* Problem to solve: In the entries below, spot each line with the word "Річковий" and copy it.

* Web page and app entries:

-------

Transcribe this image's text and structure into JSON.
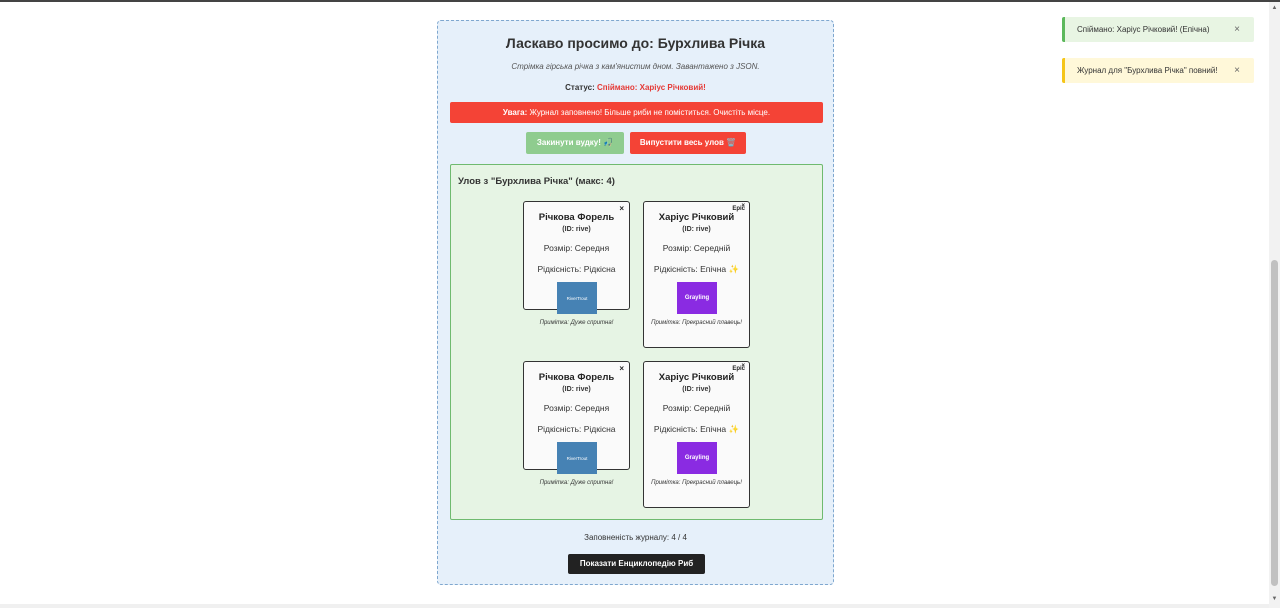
{
  "location": {
    "title": "Ласкаво просимо до: Бурхлива Річка",
    "description": "Стрімка гірська річка з кам'янистим дном. Завантажено з JSON.",
    "status_label": "Статус:",
    "status_value": "Спіймано: Харіус Річковий!"
  },
  "warning": {
    "label": "Увага:",
    "text": "Журнал заповнено! Більше риби не поміститься. Очистіть місце."
  },
  "actions": {
    "cast_label": "Закинути вудку! 🎣",
    "release_label": "Випустити весь улов 🗑️"
  },
  "catch": {
    "title": "Улов з \"Бурхлива Річка\" (макс: 4)",
    "cards": [
      {
        "name": "Річкова Форель",
        "id": "(ID: rive)",
        "size": "Розмір: Середня",
        "rarity": "Рідкісність: Рідкісна",
        "image_label": "RiverTrout",
        "note": "Примітка: Дуже спритна!",
        "close": "×"
      },
      {
        "name": "Харіус Річковий",
        "id": "(ID: rive)",
        "size": "Розмір: Середній",
        "rarity": "Рідкісність: Епічна ✨",
        "image_label": "Grayling",
        "note": "Примітка: Прекрасний плавець!",
        "badge": "Epic",
        "close": "×"
      },
      {
        "name": "Річкова Форель",
        "id": "(ID: rive)",
        "size": "Розмір: Середня",
        "rarity": "Рідкісність: Рідкісна",
        "image_label": "RiverTrout",
        "note": "Примітка: Дуже спритна!",
        "close": "×"
      },
      {
        "name": "Харіус Річковий",
        "id": "(ID: rive)",
        "size": "Розмір: Середній",
        "rarity": "Рідкісність: Епічна ✨",
        "image_label": "Grayling",
        "note": "Примітка: Прекрасний плавець!",
        "badge": "Epic",
        "close": "×"
      }
    ]
  },
  "journal": {
    "fill_text": "Заповненість журналу: 4 / 4",
    "encyclopedia_label": "Показати Енциклопедію Риб"
  },
  "toasts": [
    {
      "text": "Спіймано: Харіус Річковий! (Епічна)",
      "close": "×"
    },
    {
      "text": "Журнал для \"Бурхлива Річка\" повний!",
      "close": "×"
    }
  ],
  "colors": {
    "panel_bg": "#e6f0fa",
    "catch_bg": "#e6f4e4",
    "warning": "#f44336",
    "cast_button": "#8fcc8f",
    "trout_image": "#4682b4",
    "grayling_image": "#8a2be2",
    "toast_success_border": "#5cb85c",
    "toast_warning_border": "#f5c518"
  },
  "scrollbar": {
    "up": "▲",
    "down": "▼"
  }
}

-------

* Solved exercise:
    "status_value": "Спіймано: Харіус Річковий!"
        "name": "Харіус Річковий",
        "name": "Харіус Річковий",
      "text": "Спіймано: Харіус Річковий! (Епічна)",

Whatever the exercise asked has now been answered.